'Sex Education' show is back, season two does ‘it’ again
Netflix’s wildly popular show “Sex Education” has stunned viewers again with its witty, fast-paced humor and sexually progressive nature.The last time we left awkward, late-bloomer protagonist, Otis (Asa Butterfield), he was masturbating for the very first time, an activity he has taken to as a liberating new hobby.
Now, his internal struggle lies between exploring his newly discovered sexuality with his girlfriend, Ola (Patricia Allison), and ruminating on his lingering, undeniable connection with friend and "business partner" Maeve (Emma Mackey). Otis also must dodge the constant questioning and harassment from his inquisitive mother, who just so happens to be a sex therapist herself.
Perhaps the wit and charm of the teen "dramedy" stems from the irony of a quirky, virgin teenage boy giving out sex advice to fellow classmates. As Otis attempts to give up his sex therapy "business," he finds himself unable to. He was once unheard and invisible, but his ability to aid people in their outrageous sex affairs has made people see him for who he is.
The show thrives on its relatability. The importance of status and popularity that we all find ourselves yearning for during our youthful time in high school is the underlying fabric that holds the plot together.
Season two lived up to the expectations set forth by season one, which was packed with taboo topics such as sex, teen pregnancy and coming to terms with one's sexuality. Season two is chock-full of various sexual escapades including sexual assault, sexually transmitted infection breakouts, fetishes and all the embarrassing baggage that inevitably appears with sex.
The show stays true to its progressive nature by maintaining its inclusion of all genders, races and sexualities. It is due to this that the show is so hugely successful and relatable to the masses. Otis’s flamboyant and hilarious best friend, Eric (Ncuti Gatwa), explores a relationship with new boy, Rahim (Sami Outalbali), all while under the watchful eye of a closeted past lover.
Otis is in a new heterosexual relationship striving to make Ola attain the "big O," an orgasm. Another character must come to terms with the fact that being asexual does not make them broken. There is infidelity, there is heartbreak, abandonment and pansexuality.
The cast gets more diverse this season by adding paraplegic actor George Robinson to the cast. "Sex Education" gives the people what they want: the representation of all colors, shapes and sizes. It is beautiful to watch and should be dutifully noted by others on screen television shows.

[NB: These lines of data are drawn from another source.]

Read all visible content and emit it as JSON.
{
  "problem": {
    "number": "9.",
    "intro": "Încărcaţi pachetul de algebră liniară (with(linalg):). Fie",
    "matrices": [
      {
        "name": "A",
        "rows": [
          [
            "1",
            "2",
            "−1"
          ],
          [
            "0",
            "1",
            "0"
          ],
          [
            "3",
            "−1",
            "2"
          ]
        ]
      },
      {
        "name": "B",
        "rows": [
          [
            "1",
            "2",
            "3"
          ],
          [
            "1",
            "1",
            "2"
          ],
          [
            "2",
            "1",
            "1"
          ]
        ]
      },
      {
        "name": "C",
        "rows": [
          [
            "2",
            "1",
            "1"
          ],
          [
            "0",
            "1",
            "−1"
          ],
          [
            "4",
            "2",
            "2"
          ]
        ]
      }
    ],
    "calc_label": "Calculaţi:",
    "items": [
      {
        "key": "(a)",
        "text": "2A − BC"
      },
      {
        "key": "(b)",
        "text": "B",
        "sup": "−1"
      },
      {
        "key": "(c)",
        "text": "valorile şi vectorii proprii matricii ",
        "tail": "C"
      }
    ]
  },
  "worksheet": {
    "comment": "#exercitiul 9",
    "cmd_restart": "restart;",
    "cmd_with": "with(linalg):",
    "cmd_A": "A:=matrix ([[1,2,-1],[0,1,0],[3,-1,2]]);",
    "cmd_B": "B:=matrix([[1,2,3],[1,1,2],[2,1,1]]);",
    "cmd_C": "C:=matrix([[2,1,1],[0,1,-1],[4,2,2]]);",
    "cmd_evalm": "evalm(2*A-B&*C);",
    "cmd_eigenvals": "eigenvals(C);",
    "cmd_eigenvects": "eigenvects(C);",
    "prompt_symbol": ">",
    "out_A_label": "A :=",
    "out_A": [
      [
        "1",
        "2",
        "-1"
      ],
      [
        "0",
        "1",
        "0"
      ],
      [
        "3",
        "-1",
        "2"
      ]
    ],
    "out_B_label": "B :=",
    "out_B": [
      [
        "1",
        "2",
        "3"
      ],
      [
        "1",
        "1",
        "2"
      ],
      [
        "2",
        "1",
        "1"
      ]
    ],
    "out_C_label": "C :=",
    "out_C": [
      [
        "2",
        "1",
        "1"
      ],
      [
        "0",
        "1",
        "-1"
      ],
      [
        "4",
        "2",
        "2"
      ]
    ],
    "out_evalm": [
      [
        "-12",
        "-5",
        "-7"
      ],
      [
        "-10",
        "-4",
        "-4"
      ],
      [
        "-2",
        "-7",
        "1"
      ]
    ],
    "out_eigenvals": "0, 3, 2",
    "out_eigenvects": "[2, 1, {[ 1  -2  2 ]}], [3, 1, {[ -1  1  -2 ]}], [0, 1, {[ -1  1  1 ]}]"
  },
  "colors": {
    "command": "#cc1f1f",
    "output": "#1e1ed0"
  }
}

Perhaps the most captivating aspect for fans is the complicated and intense relationship between Otis and Maeve. The internet went wild over the Margot Robbie look-alike, but in season two she dyes her bleached blonde and pink hair to a warm rich brown color. In some ways, the change symbolizes her hard, cold and invulnerable exterior beginning to dissipate.
Although season 3 has not been confirmed, the ending implies the story is not even close to being over.
The moral and overarching theme of the show is that although we are all different, there is something we can all agree on. Each character and relationship shares the common, natural need of love and connectedness to other humans. When we succumb to this vulnerability, adversity usually follows, but it is the ups and downs of love, life and lust that make for great stories and entertainment.
Watching the diverse set of characters transform from lonely, longing individuals into unifying entities of friendship, family and sexual partners makes your heart feel good and your soul inspired. For anyone struggling with their sexual identity or just wanting a good laugh, "Sex Education" is a great watch!
Comments powered by Disqus
Please note All comments are eligible for publication in The Daily Targum.